Social media users from all over the world also shared their messages about the reopening of the historical monument for prayers, sharing related hashtags as a trending topic on Twitter.
South Africa was among the countries that broadcast the event live. Among the African channels that broadcast the event were ITV, Salaam Media, CII International Radio 786, Voice of the Cape, Radio Islam and Radio Al-Ansaar.
The deputy head of the South Africa Awqaf Foundation, Mickael Collier, said Thursday, "July 24 is of great importance for Muslims as the Hagia Sophia Mosque will open to worship after 86 years.”
A congratulatory message came from Algeria for the reopening of Hagia Sophia as a mosque.
Germany's Deutsche Welle (DW) also said President Recep Tayyip Erdoğan’s childhood dream has now become a reality.
Orthodox church leaders in Greece and the U.S., on the other hand, were scheduled to observe “a day of mourning” over the inaugural prayers.
In New York, the Greek Orthodox Archdiocese of America called the inaugural prayers a “cultural and spiritual misappropriation and a violation of all standards of religious harmony and mutual respect.” It called on the faithful to observe a day "of mourning and of manifest grief.”

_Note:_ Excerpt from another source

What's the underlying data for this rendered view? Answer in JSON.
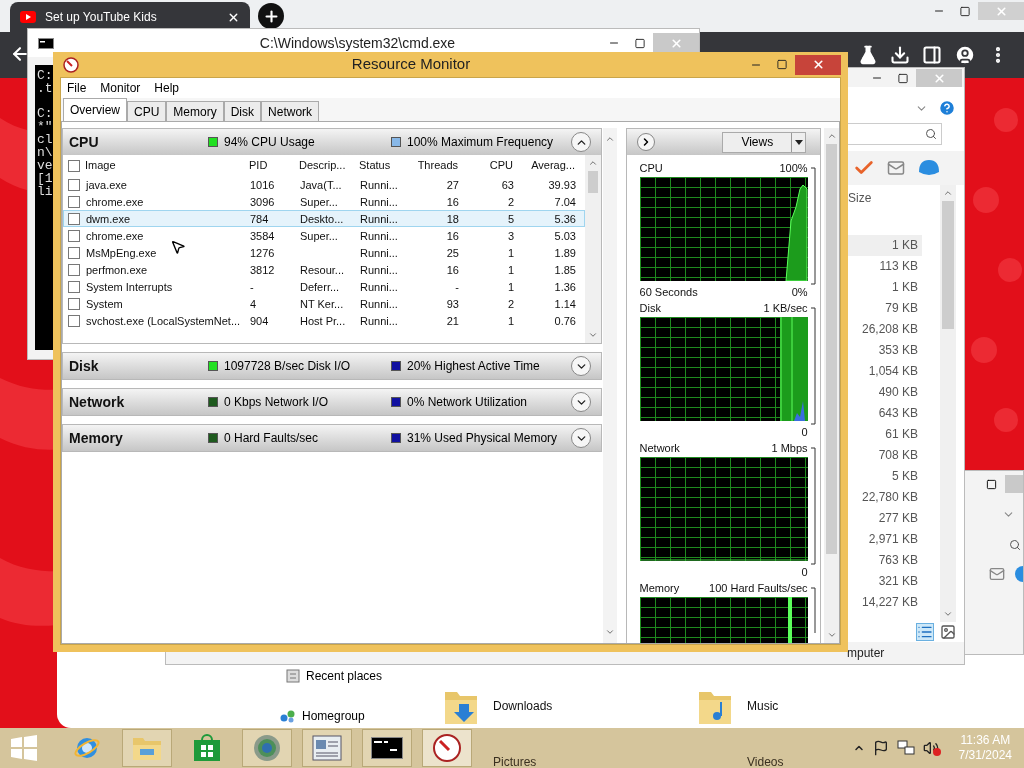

Archbishop Elpidophoros of America held a meeting with U.S. President Donald Trump and Vice President Mike Pence in Washington on Thursday to discuss concerns over the reversion.
Churches around Greece were in "mourning" Friday as Muslim prayers were to be held at Hagia Sophia in Istanbul for the first time in decades, with protests by religious groups also scheduled.
"What is happening in (Istanbul) this day is not a show of force, but proof of weakness," Greek Prime Minister Kyriakos Mitsotakis said in a statement.
He said the reversion "lacks the power to diminish the radiance of a global heritage monument."
"Especially to us Orthodox Christians, Hagia Sophia today is in our hearts more than ever. It is where our heart beats," Mitsotakis said.
Church bells around the country rang at midday with flags at half-mast to protest what the head of the Church of Greece, Archbishop Ieronymos, has called an "unholy act of defiling" the former Byzantine Empire cathedral.
"(Today) is a day of mourning for all of ... Christianity," Ieronymos said.
The archbishop said he would hold a special service at the Athens metropolis in the evening and chant the Akathist Hymn in honor of the Virgin Mary.
According to Greek tradition, the same service was held in Hagia Sophia on the eve of the Byzantine Empire's fall to the Ottomans in 1453.
Hagia Sophia is "a symbol of our faith and a universal monument of culture," Ieronymos said.
Religious and nationalist groups were also scheduled to hold protests in Athens and Thessaloniki later Friday, while Greece's culture ministry has called it "a provocation to the civilized world."
“Today is a difficult day ... a shadow hangs over us with the transformation of Hagia Sophia into a mosque – something that genuinely shocks Christians all over the world and not only Greeks," Greek government spokesman Stelios Petsas said in an interview with private channel Open TV. "We have warned for some time that this will create an unbridgeable gap between Turkey and the Christian world.”
The history and religious traditions of the predominantly Greek-speaking and Orthodox Christian Byzantine Empire remain influential in Greece.
Ankara has rejected international criticism as a violation of sovereignty and intervention in domestic affairs, assuring that tourists will still be able to visit the mosque and see the mosaics.